Research Project | 2023

Developing Novel Coastal Infrastructure Habitat Through Beneficial Reuse of Carbon Sequestration Spoils and Cutting-Edge Biosurvey Methods.


Awardee: Gabriela M. Carr

Bio: Gabriela (Gabi) Carr is an IoES Ph.D. student focused on improving coastal infrastructure as marine habitat. Born and raised in NYC, she has long been fascinated by urban habitats. In her undergraduate research as a biology major at Northwestern University, her research ranged widely from studying soil in restored prairies to the impacts of ocean acidification on gastropod egg masses. After teaching marine and river education in Los Angeles, she went on to complete her Master’s in Marine Affairs at the University of Washington, researching future water quality at shellfish harvest sites. At IoES she looks forward to combining marine science and coastal engineering perspectives to improve how LA lives with the ocean.

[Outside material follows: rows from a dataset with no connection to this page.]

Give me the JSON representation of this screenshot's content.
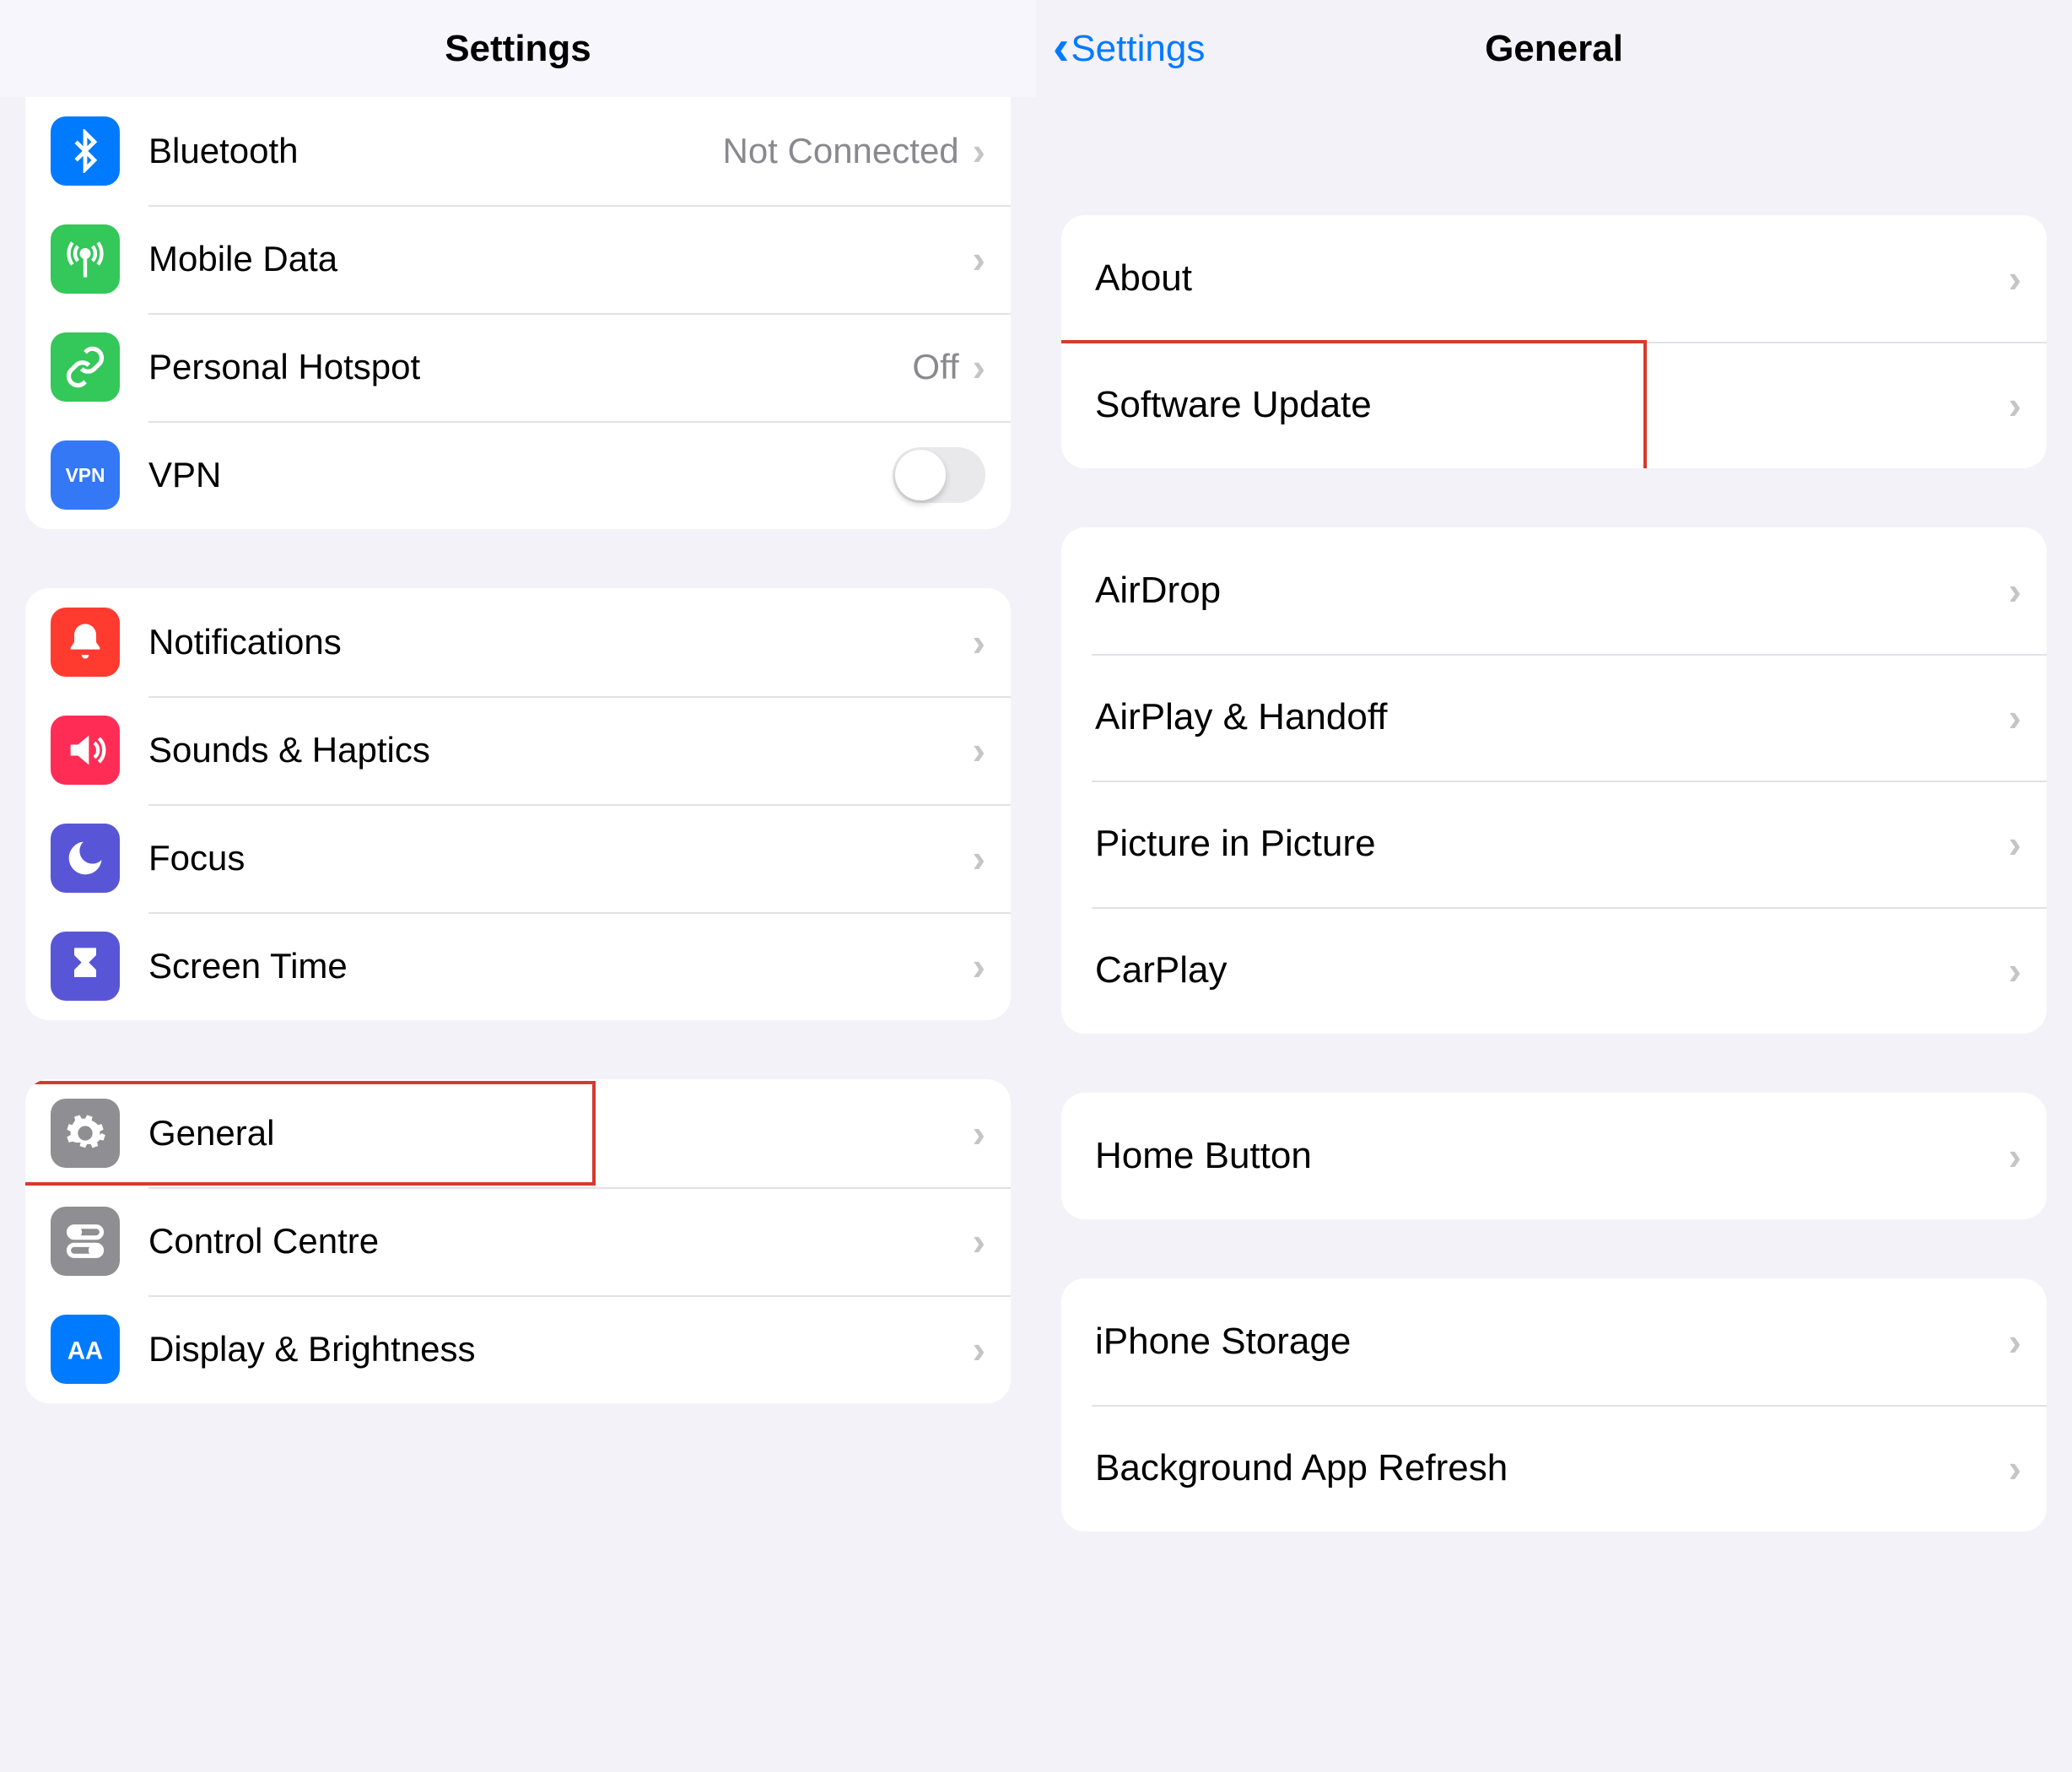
{
  "left": {
    "title": "Settings",
    "group1": [
      {
        "id": "bluetooth",
        "label": "Bluetooth",
        "value": "Not Connected",
        "icon_bg": "#007aff",
        "icon": "bluetooth"
      },
      {
        "id": "mobile-data",
        "label": "Mobile Data",
        "value": "",
        "icon_bg": "#34c759",
        "icon": "antenna"
      },
      {
        "id": "personal-hotspot",
        "label": "Personal Hotspot",
        "value": "Off",
        "icon_bg": "#34c759",
        "icon": "link"
      },
      {
        "id": "vpn",
        "label": "VPN",
        "value": "",
        "icon_bg": "#3478f6",
        "icon": "vpn",
        "control": "toggle",
        "toggle_on": false
      }
    ],
    "group2": [
      {
        "id": "notifications",
        "label": "Notifications",
        "icon_bg": "#ff3b30",
        "icon": "bell"
      },
      {
        "id": "sounds",
        "label": "Sounds & Haptics",
        "icon_bg": "#ff2d55",
        "icon": "speaker"
      },
      {
        "id": "focus",
        "label": "Focus",
        "icon_bg": "#5856d6",
        "icon": "moon"
      },
      {
        "id": "screen-time",
        "label": "Screen Time",
        "icon_bg": "#5856d6",
        "icon": "hourglass"
      }
    ],
    "group3": [
      {
        "id": "general",
        "label": "General",
        "icon_bg": "#8e8e93",
        "icon": "gear",
        "highlighted": true
      },
      {
        "id": "control-centre",
        "label": "Control Centre",
        "icon_bg": "#8e8e93",
        "icon": "toggles"
      },
      {
        "id": "display",
        "label": "Display & Brightness",
        "icon_bg": "#007aff",
        "icon": "aa"
      }
    ]
  },
  "right": {
    "back_label": "Settings",
    "title": "General",
    "group1": [
      {
        "id": "about",
        "label": "About"
      },
      {
        "id": "software-update",
        "label": "Software Update",
        "highlighted": true
      }
    ],
    "group2": [
      {
        "id": "airdrop",
        "label": "AirDrop"
      },
      {
        "id": "airplay",
        "label": "AirPlay & Handoff"
      },
      {
        "id": "pip",
        "label": "Picture in Picture"
      },
      {
        "id": "carplay",
        "label": "CarPlay"
      }
    ],
    "group3": [
      {
        "id": "home-button",
        "label": "Home Button"
      }
    ],
    "group4": [
      {
        "id": "iphone-storage",
        "label": "iPhone Storage"
      },
      {
        "id": "background-refresh",
        "label": "Background App Refresh"
      }
    ]
  }
}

Project Description:
In the face of rising sea levels and storm surge, communities in Southern California are building flood prevention structures to protect the region’s iconic coastline – yet these structures can replace coastal habitat and decrease beach water quality. Our project addresses this issue with ecological modules attached to the Santa Monica Pier breakwater, allowing settlement of native filter feeders through concrete modules shaped like natural rocky reef. By incorporating a carbon sequestration waste product – calcium carbonate sand – into our concrete modules, they will not only build habitat, but also will have a light carbon footprint. In determining water quality and filter feeder larval availability, we will make use of a novel biosurvey method: eRNA.